VERY RARE LARGE MONUMENTAL KPM PORCELAIN PLAQUE “Virgin Mary Appearing to St. Bernard”
Otto Wustlich, 2nd half 19th century
After the painting by Pietro Pirugino,
very finely painted, incredibly detailed, depicting Virgin Mary standing in front of St. Bernard of Clairvaux,
deep in his studies, surrounded by four saints.
Signed O. Wustlich
Impressed KPM and scepter marks
Sight dimensions – height 23 3/4 in. (60 cm), width 20 1/4 in. (51 cm)
Frame dimensions – height 31 in. (79 cm), width 27 1/2 in. (70 cm)
Porcelain plaque in good condition, a few very small factory imperfections due to firing process around the lower and upper center areas, barely noticeable. Frame is in good condition.
1. This is undoubtably one of the highest quality KPM porcelain plaques we have ever come across in all our years in the business. A truly gorgeous example of the KPM mastery of painting on porcelain.
2. Pietro Pirugino (1446-1523), “The Virgin Appearing to St. Bernard“, created around 1490-1494
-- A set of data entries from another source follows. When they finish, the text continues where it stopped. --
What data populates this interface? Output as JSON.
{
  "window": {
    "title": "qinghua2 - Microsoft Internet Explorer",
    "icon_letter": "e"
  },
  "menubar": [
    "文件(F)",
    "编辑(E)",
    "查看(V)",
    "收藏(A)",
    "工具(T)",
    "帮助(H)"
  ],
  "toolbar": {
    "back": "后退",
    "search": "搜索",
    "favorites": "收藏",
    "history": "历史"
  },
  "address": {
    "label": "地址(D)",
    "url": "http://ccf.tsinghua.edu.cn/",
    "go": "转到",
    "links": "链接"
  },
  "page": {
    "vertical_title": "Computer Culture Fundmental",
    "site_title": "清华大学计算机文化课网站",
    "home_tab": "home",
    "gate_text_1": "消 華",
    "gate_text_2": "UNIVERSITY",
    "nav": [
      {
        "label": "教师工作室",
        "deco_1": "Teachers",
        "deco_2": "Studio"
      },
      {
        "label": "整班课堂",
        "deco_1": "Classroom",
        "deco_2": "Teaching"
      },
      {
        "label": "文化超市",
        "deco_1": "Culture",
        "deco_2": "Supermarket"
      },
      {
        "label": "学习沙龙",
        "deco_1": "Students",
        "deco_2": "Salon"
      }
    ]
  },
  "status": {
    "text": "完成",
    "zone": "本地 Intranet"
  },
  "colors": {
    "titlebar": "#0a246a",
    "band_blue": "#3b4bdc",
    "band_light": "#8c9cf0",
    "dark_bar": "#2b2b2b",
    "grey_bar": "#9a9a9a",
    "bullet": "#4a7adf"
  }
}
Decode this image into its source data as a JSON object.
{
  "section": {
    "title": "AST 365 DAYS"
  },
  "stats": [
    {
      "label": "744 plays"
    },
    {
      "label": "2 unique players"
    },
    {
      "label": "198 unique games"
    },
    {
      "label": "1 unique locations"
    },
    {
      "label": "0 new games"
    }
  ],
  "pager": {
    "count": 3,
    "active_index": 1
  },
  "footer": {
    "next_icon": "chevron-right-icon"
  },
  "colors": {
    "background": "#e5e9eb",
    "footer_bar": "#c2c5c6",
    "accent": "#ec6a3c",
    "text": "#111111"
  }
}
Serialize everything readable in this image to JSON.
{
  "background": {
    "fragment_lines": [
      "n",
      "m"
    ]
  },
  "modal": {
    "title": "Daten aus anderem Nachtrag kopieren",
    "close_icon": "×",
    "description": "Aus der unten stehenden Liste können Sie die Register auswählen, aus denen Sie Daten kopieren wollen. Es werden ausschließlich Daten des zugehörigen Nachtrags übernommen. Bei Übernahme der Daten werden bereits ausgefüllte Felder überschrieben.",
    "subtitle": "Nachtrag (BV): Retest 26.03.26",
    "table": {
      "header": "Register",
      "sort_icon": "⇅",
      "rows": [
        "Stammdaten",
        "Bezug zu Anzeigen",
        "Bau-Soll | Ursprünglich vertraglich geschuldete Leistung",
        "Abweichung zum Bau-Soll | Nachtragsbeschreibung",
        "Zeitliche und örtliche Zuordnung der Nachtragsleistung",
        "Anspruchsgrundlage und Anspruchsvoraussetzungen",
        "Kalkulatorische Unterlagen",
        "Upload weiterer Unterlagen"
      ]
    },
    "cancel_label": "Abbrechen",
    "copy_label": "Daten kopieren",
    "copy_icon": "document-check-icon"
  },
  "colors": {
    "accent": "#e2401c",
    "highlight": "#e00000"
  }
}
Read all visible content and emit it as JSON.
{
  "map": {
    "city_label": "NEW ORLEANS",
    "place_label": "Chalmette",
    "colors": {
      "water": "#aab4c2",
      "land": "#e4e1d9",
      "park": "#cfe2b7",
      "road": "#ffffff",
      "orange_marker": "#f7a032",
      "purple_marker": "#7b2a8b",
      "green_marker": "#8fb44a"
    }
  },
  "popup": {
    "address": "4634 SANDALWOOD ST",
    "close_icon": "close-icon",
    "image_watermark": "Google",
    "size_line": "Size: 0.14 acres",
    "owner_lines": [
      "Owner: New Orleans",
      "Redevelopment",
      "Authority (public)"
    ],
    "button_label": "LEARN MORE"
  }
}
The painting shows St Bernard of Clairvaux, deep in his studies, being interrupted by a fully corporeal vision of the Virgin Mary, who appears to him in the clear light of day. Four saints surround them. There is a seemingly effortless, perfect symmetry about the composition. The position of the Virgin and St. Bernard’s prie-dieu are both slightly off balance, but not enough to ruin the serene harmony of the picture. The faces of the various figures contribute to this quiet beauty, without showing much individualism or realism. Also, the colors are bright and radiant, but without being flashy.
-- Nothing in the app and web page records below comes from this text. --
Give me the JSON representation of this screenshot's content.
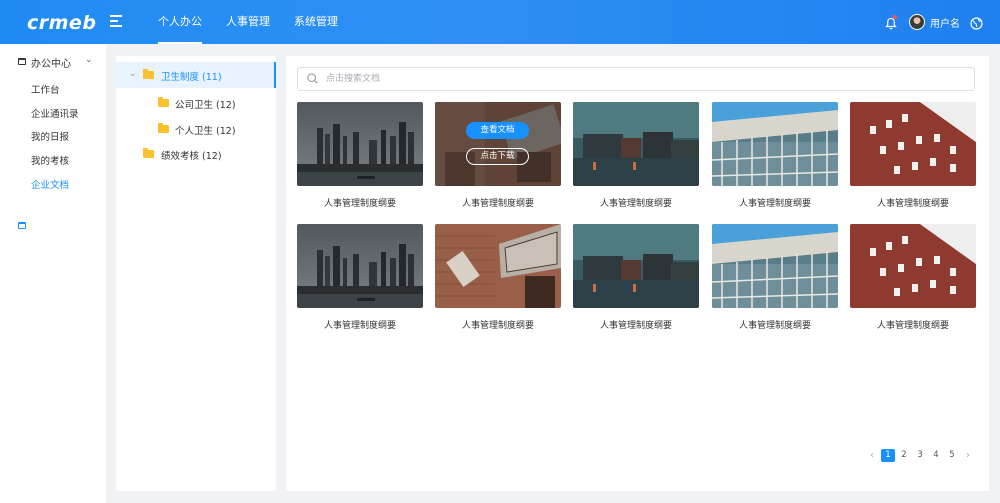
{
  "header": {
    "logo": "crmeb",
    "nav": [
      "个人办公",
      "人事管理",
      "系统管理"
    ],
    "username": "用户名"
  },
  "sidebar": {
    "group_label": "办公中心",
    "items": [
      "工作台",
      "企业通讯录",
      "我的日报",
      "我的考核",
      "企业文档"
    ],
    "active_item": "企业文档"
  },
  "tree": {
    "nodes": [
      {
        "label": "卫生制度 (11)",
        "selected": true
      },
      {
        "label": "公司卫生 (12)"
      },
      {
        "label": "个人卫生 (12)"
      },
      {
        "label": "绩效考核 (12)"
      }
    ]
  },
  "search": {
    "placeholder": "点击搜索文档"
  },
  "documents": [
    {
      "title": "人事管理制度纲要",
      "image": "city-skyline-dusk"
    },
    {
      "title": "人事管理制度纲要",
      "image": "archive-brick-sign"
    },
    {
      "title": "人事管理制度纲要",
      "image": "river-buildings-evening"
    },
    {
      "title": "人事管理制度纲要",
      "image": "glass-facade-blue-sky"
    },
    {
      "title": "人事管理制度纲要",
      "image": "red-brick-building"
    },
    {
      "title": "人事管理制度纲要",
      "image": "city-skyline-dusk"
    },
    {
      "title": "人事管理制度纲要",
      "image": "archive-brick-sign"
    },
    {
      "title": "人事管理制度纲要",
      "image": "river-buildings-evening"
    },
    {
      "title": "人事管理制度纲要",
      "image": "glass-facade-blue-sky"
    },
    {
      "title": "人事管理制度纲要",
      "image": "red-brick-building"
    }
  ],
  "hover_card": {
    "view_label": "查看文档",
    "download_label": "点击下载"
  },
  "pagination": {
    "pages": [
      "1",
      "2",
      "3",
      "4",
      "5"
    ],
    "current": "1"
  },
  "colors": {
    "primary": "#1890ff",
    "header_gradient": "#1f8cf3",
    "folder": "#fbc02d"
  }
}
3. Otto Wustlich (1819-1886) is listed as one of the most famous porcelain painters of the nineteenth century by Sean Shakrovski and Vera Rininberg in KPM Plaques: Gaining an Insight into the Art of Painting on Porcelain, p.39. According to Ilka Voarman in Die Kopie als Element fürstlicher Gemäldesammlungen im 19. Jahrhundert, pp. 71-72, King Ludwig I of Bavaria commissioned Wustlich to reproduce his paintings in his royal collection at the Old Pinakothek in Munich, where the original painting after which this plaque is taken (circa 1490-94) still resides.
- Item Nr. 1004